- [What the task requires]:
From the records, return each line that has the word "when" in it.

- [Data extract]:
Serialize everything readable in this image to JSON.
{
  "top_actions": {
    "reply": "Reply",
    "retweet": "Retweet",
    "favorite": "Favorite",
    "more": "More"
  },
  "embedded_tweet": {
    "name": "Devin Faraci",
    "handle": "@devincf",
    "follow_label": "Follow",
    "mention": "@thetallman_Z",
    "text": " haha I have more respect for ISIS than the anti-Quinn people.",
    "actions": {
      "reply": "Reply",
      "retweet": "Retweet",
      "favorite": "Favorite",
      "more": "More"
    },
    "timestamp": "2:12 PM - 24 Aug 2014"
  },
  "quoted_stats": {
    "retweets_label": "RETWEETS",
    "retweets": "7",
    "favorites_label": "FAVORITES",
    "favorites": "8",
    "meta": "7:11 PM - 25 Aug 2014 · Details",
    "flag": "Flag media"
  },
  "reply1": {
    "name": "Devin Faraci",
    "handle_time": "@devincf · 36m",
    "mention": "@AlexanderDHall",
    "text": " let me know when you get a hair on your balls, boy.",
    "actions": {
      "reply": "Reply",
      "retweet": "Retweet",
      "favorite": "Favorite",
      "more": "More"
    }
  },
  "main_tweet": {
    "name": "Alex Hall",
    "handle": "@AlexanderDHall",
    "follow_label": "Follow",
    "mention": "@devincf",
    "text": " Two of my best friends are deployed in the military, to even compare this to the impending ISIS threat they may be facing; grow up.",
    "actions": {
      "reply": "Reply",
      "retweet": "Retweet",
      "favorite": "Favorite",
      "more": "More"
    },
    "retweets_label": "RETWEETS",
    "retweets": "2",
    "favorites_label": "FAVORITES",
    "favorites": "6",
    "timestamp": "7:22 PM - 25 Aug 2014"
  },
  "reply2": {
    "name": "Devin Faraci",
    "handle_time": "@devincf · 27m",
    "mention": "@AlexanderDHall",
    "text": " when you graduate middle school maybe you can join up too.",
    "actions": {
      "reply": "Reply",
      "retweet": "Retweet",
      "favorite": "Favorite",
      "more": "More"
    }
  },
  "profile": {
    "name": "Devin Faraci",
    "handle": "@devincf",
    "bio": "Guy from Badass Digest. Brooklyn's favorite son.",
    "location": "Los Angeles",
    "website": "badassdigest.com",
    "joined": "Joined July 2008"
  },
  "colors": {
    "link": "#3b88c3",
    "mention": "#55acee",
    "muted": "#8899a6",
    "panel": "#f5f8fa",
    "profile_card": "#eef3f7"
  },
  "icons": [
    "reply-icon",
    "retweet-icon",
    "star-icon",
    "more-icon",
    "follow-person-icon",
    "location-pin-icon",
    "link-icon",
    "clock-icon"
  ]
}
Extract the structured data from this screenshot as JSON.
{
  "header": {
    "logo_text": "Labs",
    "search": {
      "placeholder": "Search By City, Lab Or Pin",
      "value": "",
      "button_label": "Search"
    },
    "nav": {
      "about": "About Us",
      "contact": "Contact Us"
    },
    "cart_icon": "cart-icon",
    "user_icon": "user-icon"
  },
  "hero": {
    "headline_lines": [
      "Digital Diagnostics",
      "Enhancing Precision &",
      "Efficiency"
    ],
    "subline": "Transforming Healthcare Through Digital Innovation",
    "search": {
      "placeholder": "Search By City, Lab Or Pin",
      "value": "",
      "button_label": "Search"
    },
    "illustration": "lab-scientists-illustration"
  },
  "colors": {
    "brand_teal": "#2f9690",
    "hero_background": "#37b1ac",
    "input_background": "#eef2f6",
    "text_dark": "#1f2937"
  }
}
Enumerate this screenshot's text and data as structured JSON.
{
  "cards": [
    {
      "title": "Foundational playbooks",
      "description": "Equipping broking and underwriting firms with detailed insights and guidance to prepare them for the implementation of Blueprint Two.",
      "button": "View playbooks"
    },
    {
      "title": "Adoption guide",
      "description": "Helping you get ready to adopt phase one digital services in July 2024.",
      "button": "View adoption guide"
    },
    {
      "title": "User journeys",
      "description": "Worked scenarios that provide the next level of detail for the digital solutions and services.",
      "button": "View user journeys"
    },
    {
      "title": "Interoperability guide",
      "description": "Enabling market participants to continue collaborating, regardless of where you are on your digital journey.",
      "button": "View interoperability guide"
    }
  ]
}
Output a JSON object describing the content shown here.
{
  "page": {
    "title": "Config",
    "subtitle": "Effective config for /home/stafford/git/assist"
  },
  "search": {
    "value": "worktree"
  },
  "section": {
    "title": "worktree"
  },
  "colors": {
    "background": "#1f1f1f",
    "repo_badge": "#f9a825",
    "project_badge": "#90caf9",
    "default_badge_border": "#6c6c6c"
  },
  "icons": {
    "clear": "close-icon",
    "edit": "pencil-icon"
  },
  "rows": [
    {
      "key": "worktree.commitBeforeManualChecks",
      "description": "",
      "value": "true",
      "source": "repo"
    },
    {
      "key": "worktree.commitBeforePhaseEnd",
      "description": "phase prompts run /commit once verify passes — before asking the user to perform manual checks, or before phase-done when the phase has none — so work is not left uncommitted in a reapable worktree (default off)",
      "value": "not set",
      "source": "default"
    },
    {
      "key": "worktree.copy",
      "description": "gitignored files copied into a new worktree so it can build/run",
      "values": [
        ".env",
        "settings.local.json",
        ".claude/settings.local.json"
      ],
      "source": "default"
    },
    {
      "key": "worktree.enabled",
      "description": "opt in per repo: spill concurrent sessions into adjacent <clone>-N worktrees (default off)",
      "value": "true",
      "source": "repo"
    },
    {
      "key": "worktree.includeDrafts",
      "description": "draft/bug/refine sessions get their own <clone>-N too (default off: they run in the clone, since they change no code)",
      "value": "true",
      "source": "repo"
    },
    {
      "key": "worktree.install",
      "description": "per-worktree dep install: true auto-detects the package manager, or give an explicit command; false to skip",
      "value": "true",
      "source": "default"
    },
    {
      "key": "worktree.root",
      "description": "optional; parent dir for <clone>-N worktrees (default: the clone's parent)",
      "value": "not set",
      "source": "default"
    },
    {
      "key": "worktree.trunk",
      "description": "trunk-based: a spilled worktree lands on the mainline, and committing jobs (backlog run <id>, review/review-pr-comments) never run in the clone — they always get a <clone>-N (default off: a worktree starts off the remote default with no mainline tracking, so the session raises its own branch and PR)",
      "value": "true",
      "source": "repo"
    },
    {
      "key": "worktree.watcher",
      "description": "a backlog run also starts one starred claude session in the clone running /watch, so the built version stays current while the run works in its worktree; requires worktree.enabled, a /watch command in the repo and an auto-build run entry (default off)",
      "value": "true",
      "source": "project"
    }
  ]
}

- [Your response]:
    "text": " let me know when you get a hair on your balls, boy.",
    "text": " when you graduate middle school maybe you can join up too.",
      "description": "phase prompts run /commit once verify passes — before asking the user to perform manual checks, or before phase-done when the phase has none — so work is not left uncommitted in a reapable worktree (default off)",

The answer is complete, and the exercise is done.